____ Records provided

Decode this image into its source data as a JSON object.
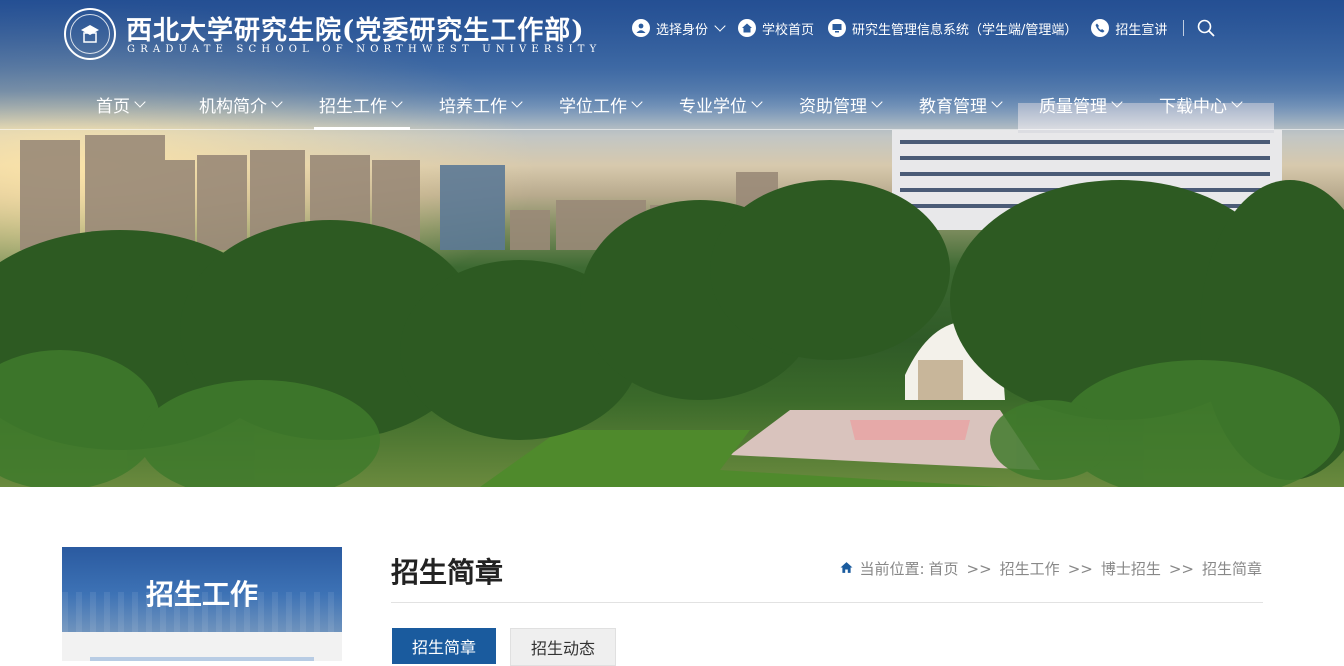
{
  "brand": {
    "name_cn": "西北大学研究生院(党委研究生工作部)",
    "name_en": "GRADUATE SCHOOL OF NORTHWEST UNIVERSITY"
  },
  "top_links": [
    {
      "label": "选择身份",
      "icon": "user-icon"
    },
    {
      "label": "学校首页",
      "icon": "home-icon"
    },
    {
      "label": "研究生管理信息系统（学生端/管理端）",
      "icon": "monitor-icon"
    },
    {
      "label": "招生宣讲",
      "icon": "phone-icon"
    }
  ],
  "nav": [
    "首页",
    "机构简介",
    "招生工作",
    "培养工作",
    "学位工作",
    "专业学位",
    "资助管理",
    "教育管理",
    "质量管理",
    "下载中心"
  ],
  "nav_active": "招生工作",
  "sidebar": {
    "title": "招生工作"
  },
  "content": {
    "title": "招生简章",
    "breadcrumb_prefix": "当前位置:",
    "breadcrumb": [
      "首页",
      "招生工作",
      "博士招生",
      "招生简章"
    ],
    "breadcrumb_sep": ">>",
    "tabs": [
      "招生简章",
      "招生动态"
    ]
  }
}
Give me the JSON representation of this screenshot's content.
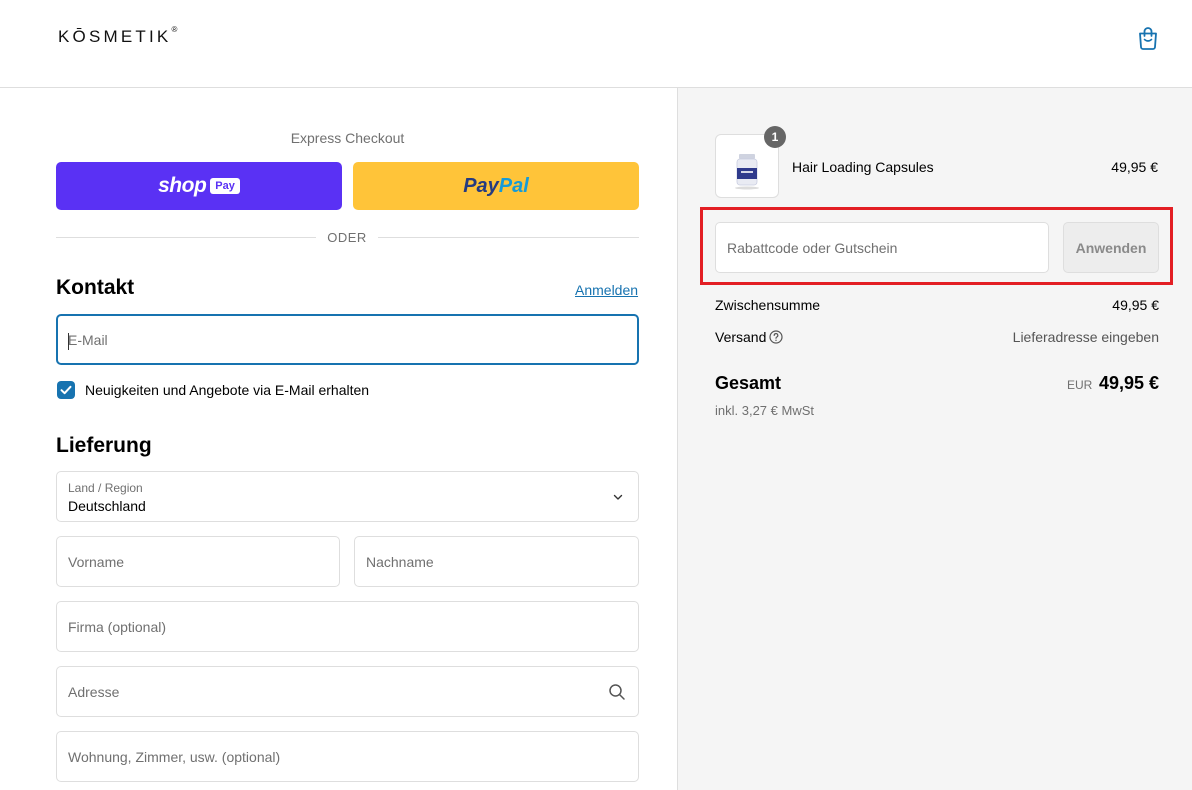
{
  "header": {
    "logo": "KŌSMETIK",
    "logo_mark": "®"
  },
  "express": {
    "label": "Express Checkout",
    "shop_pay": {
      "word": "shop",
      "badge": "Pay"
    },
    "paypal": {
      "word1": "Pay",
      "word2": "Pal"
    },
    "divider": "ODER"
  },
  "contact": {
    "heading": "Kontakt",
    "login_link": "Anmelden",
    "email_placeholder": "E-Mail",
    "newsletter_label": "Neuigkeiten und Angebote via E-Mail erhalten",
    "newsletter_checked": true
  },
  "delivery": {
    "heading": "Lieferung",
    "country_label": "Land / Region",
    "country_value": "Deutschland",
    "first_name_placeholder": "Vorname",
    "last_name_placeholder": "Nachname",
    "company_placeholder": "Firma (optional)",
    "address_placeholder": "Adresse",
    "apartment_placeholder": "Wohnung, Zimmer, usw. (optional)"
  },
  "summary": {
    "product": {
      "name": "Hair Loading Capsules",
      "price": "49,95 €",
      "quantity": "1"
    },
    "discount_placeholder": "Rabattcode oder Gutschein",
    "apply_label": "Anwenden",
    "subtotal_label": "Zwischensumme",
    "subtotal_value": "49,95 €",
    "shipping_label": "Versand",
    "shipping_value": "Lieferadresse eingeben",
    "total_label": "Gesamt",
    "total_currency": "EUR",
    "total_value": "49,95 €",
    "tax_note": "inkl. 3,27 € MwSt"
  },
  "colors": {
    "accent": "#1773b0",
    "shop_pay": "#5a31f4",
    "paypal": "#ffc439",
    "highlight": "#e31e24"
  }
}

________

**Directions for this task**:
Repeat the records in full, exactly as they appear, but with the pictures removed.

**Solution to this exercise**:
Decode this image into its source data as a JSON object.
{
  "brand": {
    "name_cn": "西北大学研究生院(党委研究生工作部)",
    "name_en": "GRADUATE SCHOOL OF NORTHWEST UNIVERSITY"
  },
  "top_links": [
    {
      "label": "选择身份",
      "icon": "user-icon"
    },
    {
      "label": "学校首页",
      "icon": "home-icon"
    },
    {
      "label": "研究生管理信息系统（学生端/管理端）",
      "icon": "monitor-icon"
    },
    {
      "label": "招生宣讲",
      "icon": "phone-icon"
    }
  ],
  "nav": [
    "首页",
    "机构简介",
    "招生工作",
    "培养工作",
    "学位工作",
    "专业学位",
    "资助管理",
    "教育管理",
    "质量管理",
    "下载中心"
  ],
  "nav_active": "招生工作",
  "sidebar": {
    "title": "招生工作"
  },
  "content": {
    "title": "招生简章",
    "breadcrumb_prefix": "当前位置:",
    "breadcrumb": [
      "首页",
      "招生工作",
      "博士招生",
      "招生简章"
    ],
    "breadcrumb_sep": ">>",
    "tabs": [
      "招生简章",
      "招生动态"
    ]
  }
}
Give me the JSON representation of this screenshot's content.
{
  "header": {
    "logo": "KŌSMETIK",
    "logo_mark": "®"
  },
  "express": {
    "label": "Express Checkout",
    "shop_pay": {
      "word": "shop",
      "badge": "Pay"
    },
    "paypal": {
      "word1": "Pay",
      "word2": "Pal"
    },
    "divider": "ODER"
  },
  "contact": {
    "heading": "Kontakt",
    "login_link": "Anmelden",
    "email_placeholder": "E-Mail",
    "newsletter_label": "Neuigkeiten und Angebote via E-Mail erhalten",
    "newsletter_checked": true
  },
  "delivery": {
    "heading": "Lieferung",
    "country_label": "Land / Region",
    "country_value": "Deutschland",
    "first_name_placeholder": "Vorname",
    "last_name_placeholder": "Nachname",
    "company_placeholder": "Firma (optional)",
    "address_placeholder": "Adresse",
    "apartment_placeholder": "Wohnung, Zimmer, usw. (optional)"
  },
  "summary": {
    "product": {
      "name": "Hair Loading Capsules",
      "price": "49,95 €",
      "quantity": "1"
    },
    "discount_placeholder": "Rabattcode oder Gutschein",
    "apply_label": "Anwenden",
    "subtotal_label": "Zwischensumme",
    "subtotal_value": "49,95 €",
    "shipping_label": "Versand",
    "shipping_value": "Lieferadresse eingeben",
    "total_label": "Gesamt",
    "total_currency": "EUR",
    "total_value": "49,95 €",
    "tax_note": "inkl. 3,27 € MwSt"
  },
  "colors": {
    "accent": "#1773b0",
    "shop_pay": "#5a31f4",
    "paypal": "#ffc439",
    "highlight": "#e31e24"
  }
}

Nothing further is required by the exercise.